WHAT YOU NEED TO DO: Go over the data and copy out each line with "JSON" in it.

** RECORDS TO PROCESS follows **

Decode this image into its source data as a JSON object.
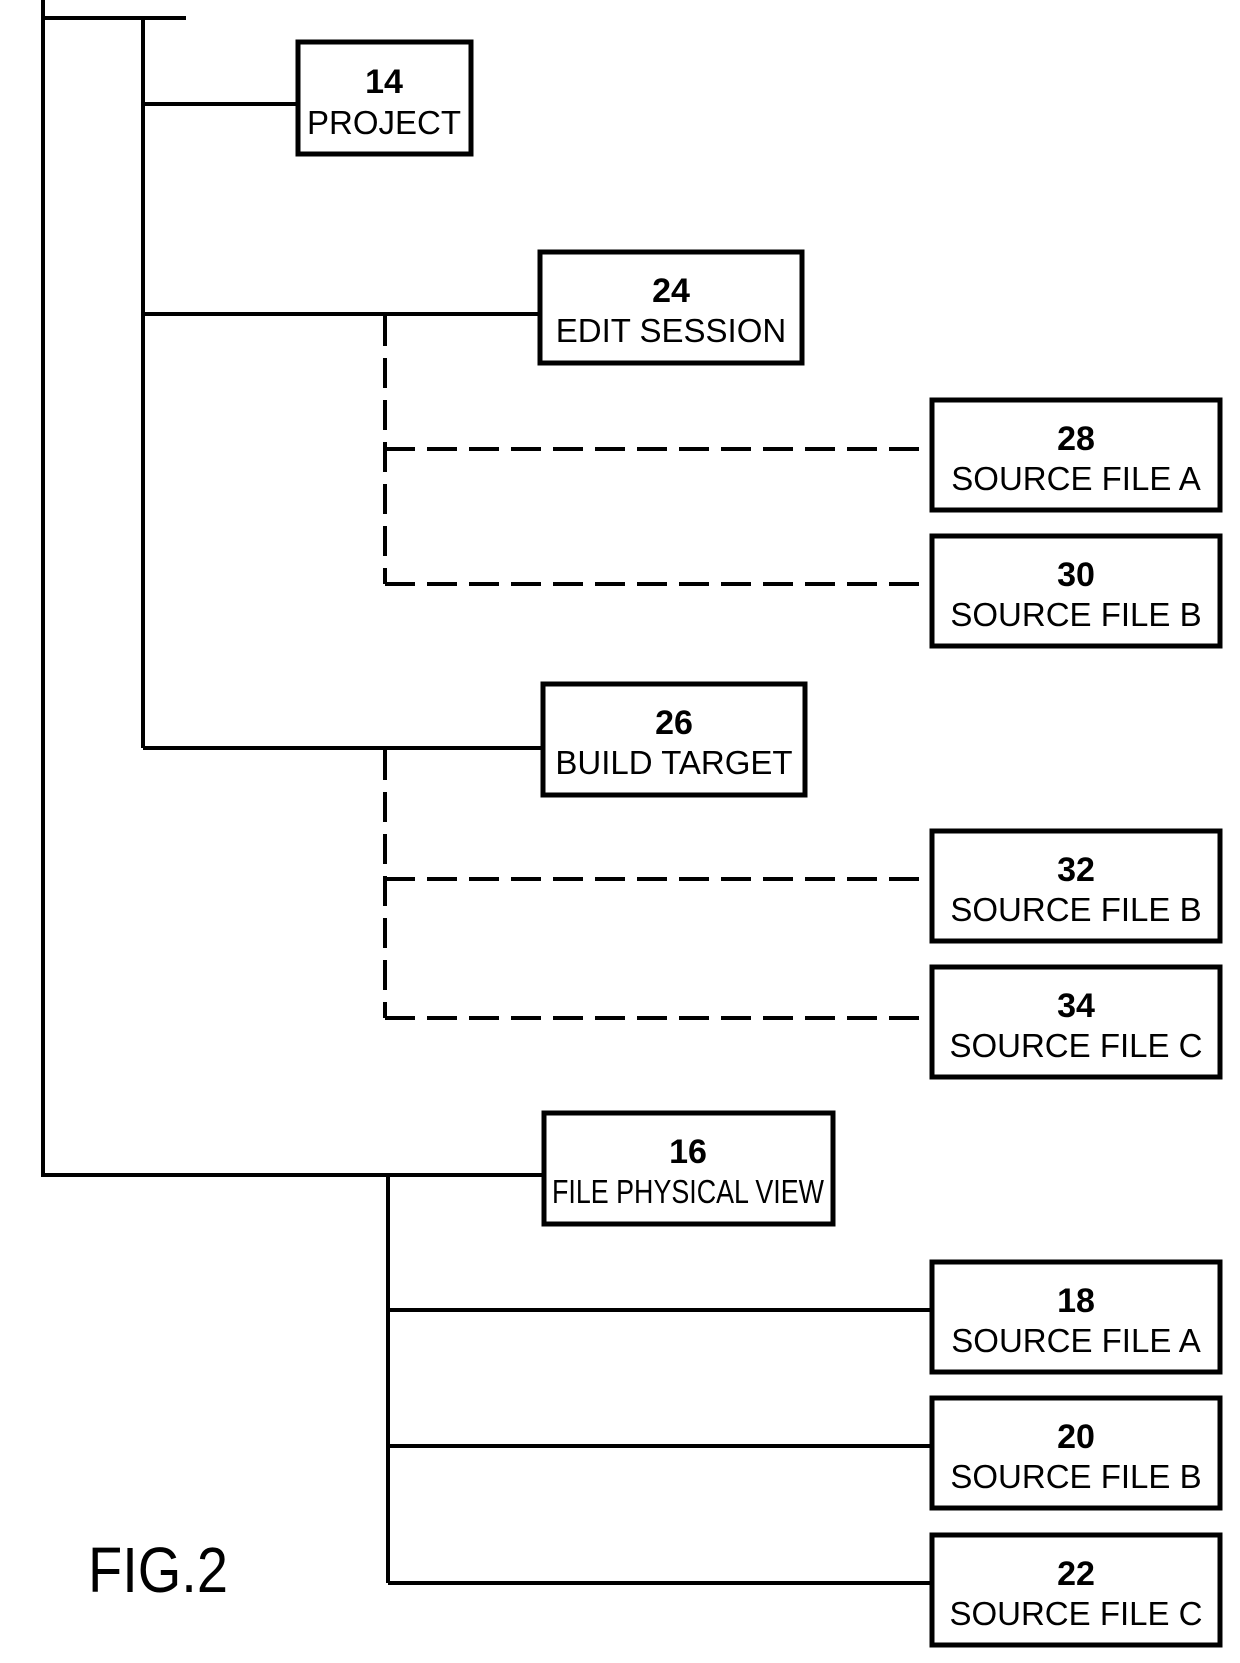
{
  "figure": {
    "caption": "FIG.2"
  },
  "nodes": {
    "project": {
      "ref": "14",
      "label": "PROJECT"
    },
    "edit_session": {
      "ref": "24",
      "label": "EDIT SESSION"
    },
    "edit_src_a": {
      "ref": "28",
      "label": "SOURCE FILE A"
    },
    "edit_src_b": {
      "ref": "30",
      "label": "SOURCE FILE B"
    },
    "build_target": {
      "ref": "26",
      "label": "BUILD TARGET"
    },
    "build_src_b": {
      "ref": "32",
      "label": "SOURCE FILE B"
    },
    "build_src_c": {
      "ref": "34",
      "label": "SOURCE FILE C"
    },
    "file_physical_view": {
      "ref": "16",
      "label": "FILE PHYSICAL VIEW"
    },
    "phys_src_a": {
      "ref": "18",
      "label": "SOURCE FILE A"
    },
    "phys_src_b": {
      "ref": "20",
      "label": "SOURCE FILE B"
    },
    "phys_src_c": {
      "ref": "22",
      "label": "SOURCE FILE C"
    }
  },
  "edges": [
    {
      "from": "root",
      "to": "project",
      "style": "solid"
    },
    {
      "from": "root",
      "to": "edit_session",
      "style": "solid"
    },
    {
      "from": "edit_session",
      "to": "edit_src_a",
      "style": "dashed"
    },
    {
      "from": "edit_session",
      "to": "edit_src_b",
      "style": "dashed"
    },
    {
      "from": "root",
      "to": "build_target",
      "style": "solid"
    },
    {
      "from": "build_target",
      "to": "build_src_b",
      "style": "dashed"
    },
    {
      "from": "build_target",
      "to": "build_src_c",
      "style": "dashed"
    },
    {
      "from": "root",
      "to": "file_physical_view",
      "style": "solid"
    },
    {
      "from": "file_physical_view",
      "to": "phys_src_a",
      "style": "solid"
    },
    {
      "from": "file_physical_view",
      "to": "phys_src_b",
      "style": "solid"
    },
    {
      "from": "file_physical_view",
      "to": "phys_src_c",
      "style": "solid"
    }
  ]
}
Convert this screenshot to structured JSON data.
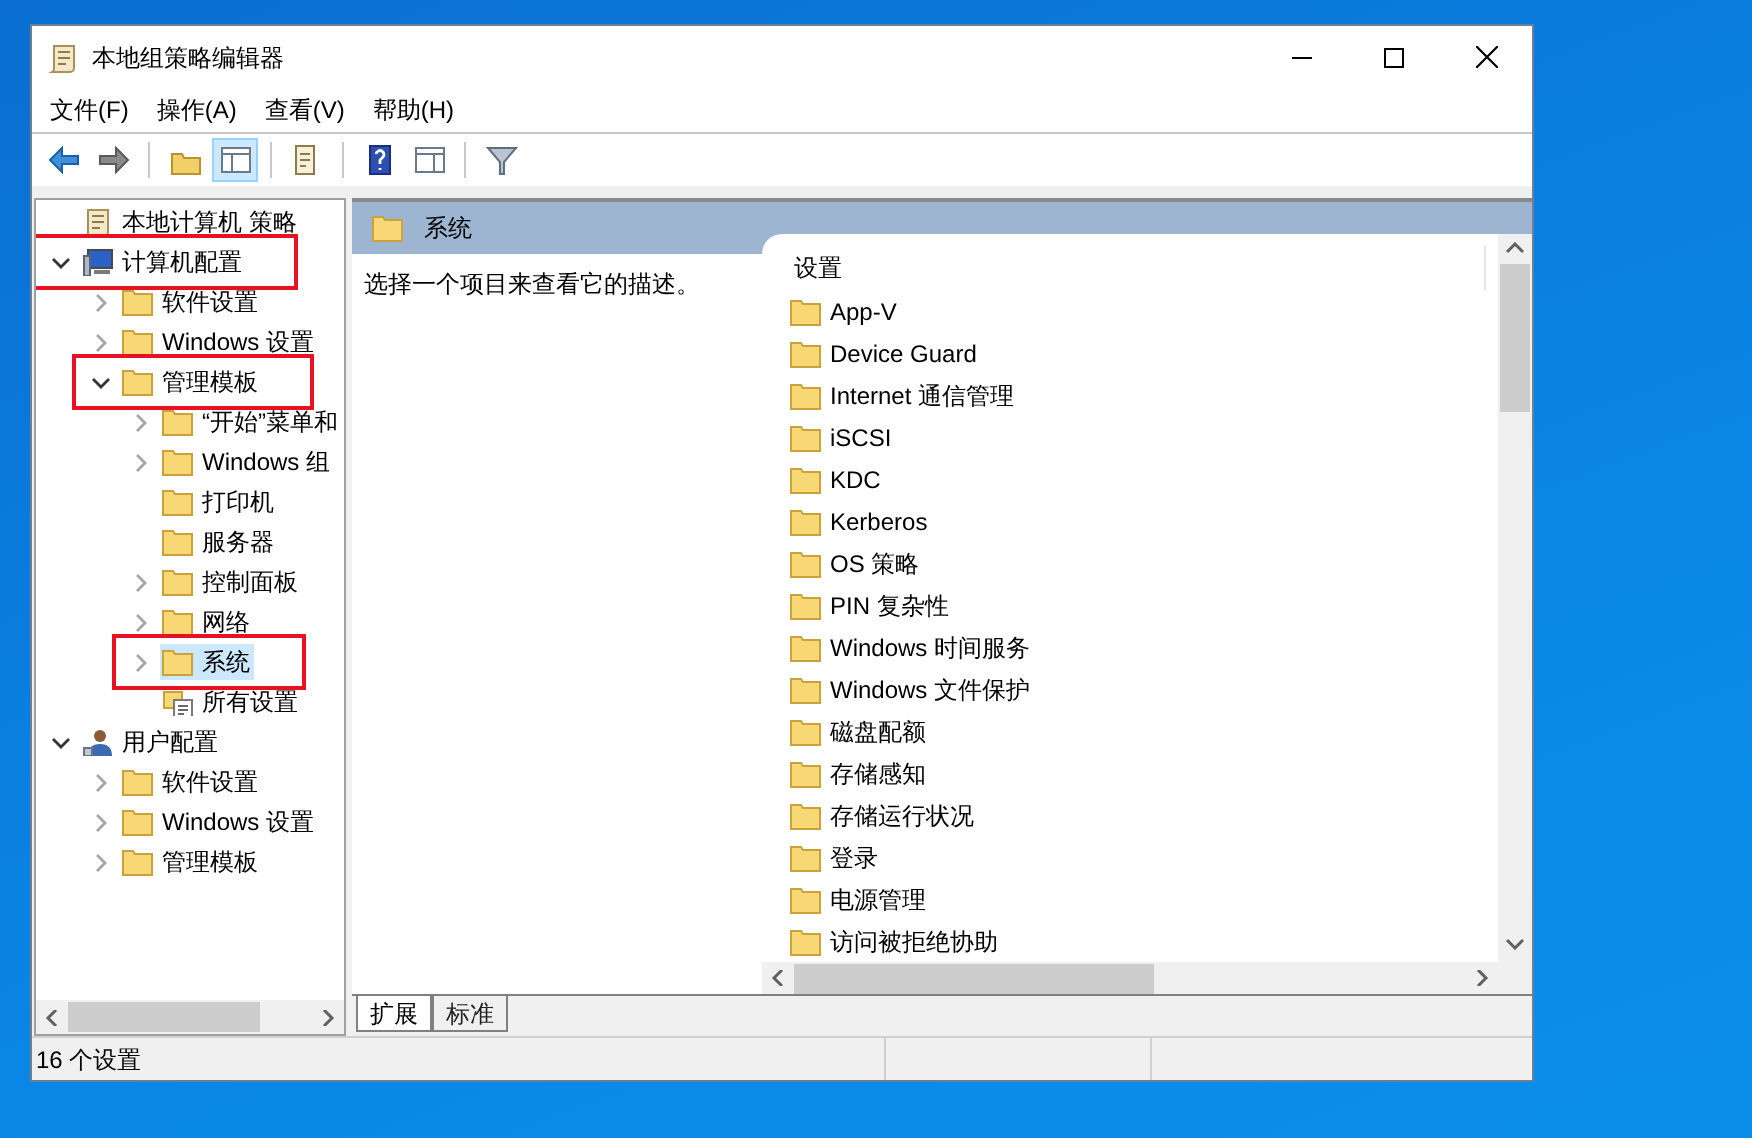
{
  "window": {
    "title": "本地组策略编辑器"
  },
  "menu": [
    {
      "label": "文件(F)"
    },
    {
      "label": "操作(A)"
    },
    {
      "label": "查看(V)"
    },
    {
      "label": "帮助(H)"
    }
  ],
  "toolbar": [
    {
      "kind": "back",
      "pressed": false
    },
    {
      "kind": "forward",
      "pressed": false
    },
    {
      "kind": "separator"
    },
    {
      "kind": "up",
      "pressed": false
    },
    {
      "kind": "tree",
      "pressed": true
    },
    {
      "kind": "separator"
    },
    {
      "kind": "export",
      "pressed": false
    },
    {
      "kind": "separator"
    },
    {
      "kind": "help",
      "pressed": false
    },
    {
      "kind": "panel",
      "pressed": false
    },
    {
      "kind": "separator"
    },
    {
      "kind": "filter",
      "pressed": false
    }
  ],
  "tree": {
    "items": [
      {
        "label": "本地计算机 策略",
        "kind": "policy",
        "selected": false,
        "highlighted": false,
        "children": [
          {
            "label": "计算机配置",
            "kind": "computer",
            "expanded": true,
            "selected": false,
            "highlighted": true,
            "children": [
              {
                "label": "软件设置",
                "kind": "folder",
                "expanded": false,
                "selected": false,
                "highlighted": false
              },
              {
                "label": "Windows 设置",
                "kind": "folder",
                "expanded": false,
                "selected": false,
                "highlighted": false
              },
              {
                "label": "管理模板",
                "kind": "folder",
                "expanded": true,
                "selected": false,
                "highlighted": true,
                "children": [
                  {
                    "label": "“开始”菜单和",
                    "kind": "folder",
                    "expanded": false,
                    "selected": false,
                    "highlighted": false
                  },
                  {
                    "label": "Windows 组",
                    "kind": "folder",
                    "expanded": false,
                    "selected": false,
                    "highlighted": false
                  },
                  {
                    "label": "打印机",
                    "kind": "folder",
                    "selected": false,
                    "highlighted": false
                  },
                  {
                    "label": "服务器",
                    "kind": "folder",
                    "selected": false,
                    "highlighted": false
                  },
                  {
                    "label": "控制面板",
                    "kind": "folder",
                    "expanded": false,
                    "selected": false,
                    "highlighted": false
                  },
                  {
                    "label": "网络",
                    "kind": "folder",
                    "expanded": false,
                    "selected": false,
                    "highlighted": false
                  },
                  {
                    "label": "系统",
                    "kind": "folder",
                    "expanded": false,
                    "selected": true,
                    "highlighted": true
                  },
                  {
                    "label": "所有设置",
                    "kind": "settings",
                    "selected": false,
                    "highlighted": false
                  }
                ]
              }
            ]
          },
          {
            "label": "用户配置",
            "kind": "user",
            "expanded": true,
            "selected": false,
            "highlighted": false,
            "children": [
              {
                "label": "软件设置",
                "kind": "folder",
                "expanded": false,
                "selected": false,
                "highlighted": false
              },
              {
                "label": "Windows 设置",
                "kind": "folder",
                "expanded": false,
                "selected": false,
                "highlighted": false
              },
              {
                "label": "管理模板",
                "kind": "folder",
                "expanded": false,
                "selected": false,
                "highlighted": false
              }
            ]
          }
        ]
      }
    ]
  },
  "details": {
    "header": "系统",
    "description": "选择一个项目来查看它的描述。",
    "list_heading": "设置",
    "items": [
      {
        "label": "App-V"
      },
      {
        "label": "Device Guard"
      },
      {
        "label": "Internet 通信管理"
      },
      {
        "label": "iSCSI"
      },
      {
        "label": "KDC"
      },
      {
        "label": "Kerberos"
      },
      {
        "label": "OS 策略"
      },
      {
        "label": "PIN 复杂性"
      },
      {
        "label": "Windows 时间服务"
      },
      {
        "label": "Windows 文件保护"
      },
      {
        "label": "磁盘配额"
      },
      {
        "label": "存储感知"
      },
      {
        "label": "存储运行状况"
      },
      {
        "label": "登录"
      },
      {
        "label": "电源管理"
      },
      {
        "label": "访问被拒绝协助"
      }
    ]
  },
  "tabs": [
    {
      "label": "扩展",
      "selected": true
    },
    {
      "label": "标准",
      "selected": false
    }
  ],
  "status_bar": "16 个设置"
}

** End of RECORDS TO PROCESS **

OUTPUT FOR THIS TASK:
Decode this image into its source data as a JSON object.
Convert this screenshot to structured JSON data.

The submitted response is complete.